Freeman writes,

Since news of the deaths broke over the weekend, journalists and commentators have argued vociferously about what, precisely, would make a young man from a privileged and, by all accounts, loving family feel such rage against women that he would end up killing six people and himself. Many writers I read and respect enormously have argued that to say Rodger’s real problem was mental illness is to dismiss his misogyny – and the misogyny that is endemic in western society. To argue that mental illness lay at the root of Rodger’s problem, they write, is almost to excuse him as a lone aberration, as opposed to seeing him for what he was: part of a pattern that is the inevitable effect of a sick society.

I have a lot of sympathy for this point of view. As one of my favourite feminist writers, Erin Gloria Ryan, has pointed out, when a man from the Middle East kills people, the western media immediately ascribes it to terrorism; when a black man kills people, it’s put down to cultural thuggery; but when a white man kills people, it is dismissed, she tweeted, as “a freak mental illnessThe fact that the mostly white media scrambles to remove white, privileged men from blame is exactly why we need more diverse newsrooms.”

But Freeman is not willing to settle for misogyny as an adequate explanation for Rodger’s violent rampage. She goes on to write,

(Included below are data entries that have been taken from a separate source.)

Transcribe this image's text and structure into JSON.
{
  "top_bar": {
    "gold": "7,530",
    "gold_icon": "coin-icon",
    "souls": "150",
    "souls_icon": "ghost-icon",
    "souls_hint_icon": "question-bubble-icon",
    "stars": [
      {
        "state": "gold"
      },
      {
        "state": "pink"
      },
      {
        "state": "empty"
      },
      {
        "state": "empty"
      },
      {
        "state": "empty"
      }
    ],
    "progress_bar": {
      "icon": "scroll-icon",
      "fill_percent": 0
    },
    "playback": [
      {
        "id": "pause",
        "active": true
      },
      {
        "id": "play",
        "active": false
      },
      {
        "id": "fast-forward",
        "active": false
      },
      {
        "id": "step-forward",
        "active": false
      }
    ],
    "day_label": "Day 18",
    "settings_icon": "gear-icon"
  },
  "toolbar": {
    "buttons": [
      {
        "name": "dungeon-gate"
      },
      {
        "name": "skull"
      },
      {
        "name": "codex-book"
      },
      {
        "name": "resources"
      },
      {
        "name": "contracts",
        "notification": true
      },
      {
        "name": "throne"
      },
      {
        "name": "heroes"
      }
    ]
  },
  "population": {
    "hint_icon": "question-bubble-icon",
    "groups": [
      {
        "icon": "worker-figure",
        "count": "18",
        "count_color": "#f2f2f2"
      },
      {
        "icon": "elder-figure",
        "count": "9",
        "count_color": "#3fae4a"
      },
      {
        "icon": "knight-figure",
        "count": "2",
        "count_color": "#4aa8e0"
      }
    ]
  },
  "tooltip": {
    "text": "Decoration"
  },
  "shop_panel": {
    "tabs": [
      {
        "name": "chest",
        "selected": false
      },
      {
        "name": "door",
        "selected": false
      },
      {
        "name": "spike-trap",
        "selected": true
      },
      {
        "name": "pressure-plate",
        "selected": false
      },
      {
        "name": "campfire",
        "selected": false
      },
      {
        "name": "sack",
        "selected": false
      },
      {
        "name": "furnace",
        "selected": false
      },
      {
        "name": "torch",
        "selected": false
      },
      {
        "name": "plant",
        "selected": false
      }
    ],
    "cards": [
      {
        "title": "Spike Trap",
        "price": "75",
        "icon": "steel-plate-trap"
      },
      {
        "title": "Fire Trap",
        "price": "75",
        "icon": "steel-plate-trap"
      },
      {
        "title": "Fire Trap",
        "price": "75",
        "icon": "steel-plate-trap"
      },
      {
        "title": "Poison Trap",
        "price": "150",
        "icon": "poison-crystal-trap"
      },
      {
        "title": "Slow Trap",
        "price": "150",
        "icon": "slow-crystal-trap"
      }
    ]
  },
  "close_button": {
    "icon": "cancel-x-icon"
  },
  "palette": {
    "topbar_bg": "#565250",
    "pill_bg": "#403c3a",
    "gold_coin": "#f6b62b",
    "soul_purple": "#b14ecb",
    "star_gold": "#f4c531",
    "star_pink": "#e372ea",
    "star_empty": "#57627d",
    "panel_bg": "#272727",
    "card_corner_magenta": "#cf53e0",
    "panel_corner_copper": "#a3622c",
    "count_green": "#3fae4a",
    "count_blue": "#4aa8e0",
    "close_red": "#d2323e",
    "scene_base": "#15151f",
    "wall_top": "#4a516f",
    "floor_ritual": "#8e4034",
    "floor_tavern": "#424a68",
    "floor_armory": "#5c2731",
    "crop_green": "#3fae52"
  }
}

Rodger was enabled in his misogynistic feelings by a culture that exists to validate the feelings of angry, lonely and sometimes mentally unwell men…. Were other factors at play here, too, such as mental health, a financially straitened mental health system and an American political system cowed by the NRA, leading to too much access to guns? Yes, yes and yes. And to say that doesn’t diminish the part played by any of these reasons. In fact, they underline the dangers in one another.

Eliott Rodger hated some women. He also apparently hated Asians; he hated the men who had, in his sick mind, attained the pleasures that to him were denied. It seems, he even hated some members of his own family.

Anger and frustration that tip over into hatred create a powerful force. This force, if unchecked, almost inevitably leads to the kind of horror that erupted on the national scene last Friday and that tragically all too often explodes in private homes without the media attention that accompanied Rodger’s actions.

So, commentators who jump to the “misogyny” argument need to answer a challenging question. What realistic prescription are they offering to help the vengeful hate-filled Elliot Rodgers of the world manage their anger and check their violent impulses? How does the suggestion that Elliot Rodger is simply as sign that men hate women help us as a culture avoid producing more Elliot Rodgers?

What hope does the political designation “misogynist” hold out for the next Elliot Rodger? How does labeling men as “hate-filled” help move society towards a more open life-giving way of being?

What power might there be available to future Elliot Rodgers that might counterbalance the impotent rage they feel in the face of their frustrated desires and their consuming fixation? What force could their be to support these helpless young men in dealing with their despair?

I know my answer to this question. But I wonder what hope commentators who blame misogyny have to offer.